WhatsApp confirmed plans to begin sharing user data with Facebook, its owner, back in August. Lots of fans expressed concerns with this, with many unhappy that Facebook is collecting things like phone numbers, online statuses, profile names, and even photos.
In Europe, privacy watchdogs have voiced their concerns on the policy, while the ICO started a prove into the move eight weeks ago.
“I had concerns that consumers weren’t being properly protected, and it’s fair to say the enquiries my team have made haven’t changed that view,” explains Elizabeth Denham, the U.K.’s Information Commissioner.
“I don’t think users have been given enough information about what Facebook plans to do with their information, and I don’t think WhatsApp has got valid consent from users to share the information.”
“I also believe users should be given ongoing control over how their information is used, not just a 30 day window.”
Facebook has now agreed to halt its data collecting from WhatsApp users in the U.K. while the probe continues. Meanwhile, the ICO has asked the social network to sign an “undertaking” that explicitly lays out how it will collect and use WhatsApp data.
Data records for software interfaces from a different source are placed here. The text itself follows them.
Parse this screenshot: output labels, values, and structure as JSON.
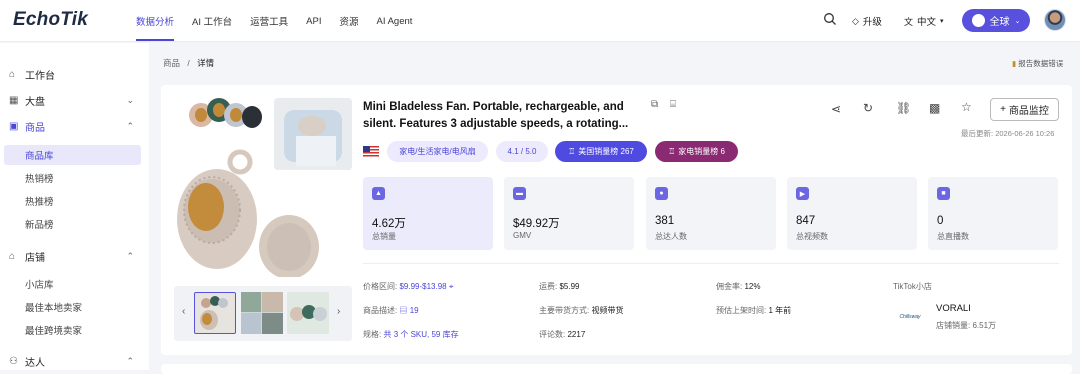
{
  "app": {
    "logo": "EchoTik"
  },
  "nav": {
    "items": [
      "数据分析",
      "AI 工作台",
      "运营工具",
      "API",
      "资源",
      "AI Agent"
    ],
    "active": 0
  },
  "header": {
    "upgrade": "升级",
    "language": "中文",
    "region": "全球"
  },
  "sidebar": {
    "workbench": "工作台",
    "dashboard": "大盘",
    "products": "商品",
    "product_subs": [
      "商品库",
      "热销榜",
      "热推榜",
      "新品榜"
    ],
    "stores": "店铺",
    "store_subs": [
      "小店库",
      "最佳本地卖家",
      "最佳跨境卖家"
    ],
    "creators": "达人"
  },
  "breadcrumb": {
    "parent": "商品",
    "sep": "/",
    "current": "详情"
  },
  "report_error": "报告数据错误",
  "product": {
    "title": "Mini Bladeless Fan. Portable, rechargeable, and silent. Features 3 adjustable speeds, a rotating...",
    "category": "家电/生活家电/电风扇",
    "rating": "4.1 / 5.0",
    "rank_us": "美国销量榜 267",
    "rank_appliance": "家电销量榜 6",
    "monitor_label": "商品监控",
    "last_update_label": "最后更新:",
    "last_update": "2026-06-26 10:26"
  },
  "stats": [
    {
      "value": "4.62万",
      "label": "总销量"
    },
    {
      "value": "$49.92万",
      "label": "GMV"
    },
    {
      "value": "381",
      "label": "总达人数"
    },
    {
      "value": "847",
      "label": "总视频数"
    },
    {
      "value": "0",
      "label": "总直播数"
    }
  ],
  "details": {
    "price_label": "价格区间:",
    "price": "$9.99-$13.98",
    "shipping_label": "运费:",
    "shipping": "$5.99",
    "commission_label": "佣金率:",
    "commission": "12%",
    "shop_type": "TikTok小店",
    "desc_label": "商品描述:",
    "desc": "19",
    "channel_label": "主要带货方式:",
    "channel": "视频带货",
    "listed_label": "预估上架时间:",
    "listed": "1 年前",
    "sku_label": "规格:",
    "sku": "共 3 个 SKU, 59 库存",
    "reviews_label": "评论数:",
    "reviews": "2217",
    "store_name": "VORALI",
    "store_sales_label": "店铺销量:",
    "store_sales": "6.51万",
    "store_logo_text": "Chillsway"
  },
  "colors": {
    "accent": "#4b45d8",
    "rank_us_bg": "#4f4ae0",
    "rank_appliance_bg": "#8a2a72",
    "tag_bg": "#eceafc"
  }
}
The ICO also wants Facebook to give users complete and ongoing control over which data is shared, so that they have the ability to opt out altogether should they wish to.
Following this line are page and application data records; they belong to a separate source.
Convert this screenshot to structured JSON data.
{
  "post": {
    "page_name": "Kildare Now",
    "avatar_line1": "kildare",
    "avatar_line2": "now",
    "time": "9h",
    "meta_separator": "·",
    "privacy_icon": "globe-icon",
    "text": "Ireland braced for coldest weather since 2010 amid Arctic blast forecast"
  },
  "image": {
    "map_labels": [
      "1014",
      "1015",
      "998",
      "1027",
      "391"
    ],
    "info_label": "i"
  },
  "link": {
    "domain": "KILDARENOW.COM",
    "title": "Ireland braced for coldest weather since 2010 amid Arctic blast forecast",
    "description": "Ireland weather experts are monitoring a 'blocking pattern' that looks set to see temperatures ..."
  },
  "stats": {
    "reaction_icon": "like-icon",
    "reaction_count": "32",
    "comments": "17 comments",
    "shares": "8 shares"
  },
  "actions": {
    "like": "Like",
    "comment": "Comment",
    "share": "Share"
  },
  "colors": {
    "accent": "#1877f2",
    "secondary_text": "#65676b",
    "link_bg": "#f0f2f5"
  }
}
“If Facebook starts using the data without valid consent, it may face enforcement action from my office,” Denham warns.
Facebook obviously won’t give up on this; it will be working to find a way around any restrictions imposed by the ICO. But either way, this is good news for WhatsApp users in Europe who should end up with more control over their data in the end.
Sadly, it’s unlikely this change will affect WhatsApp users in other countries, many of which aren’t as strict as Europe when it comes to privacy.[via Engadget]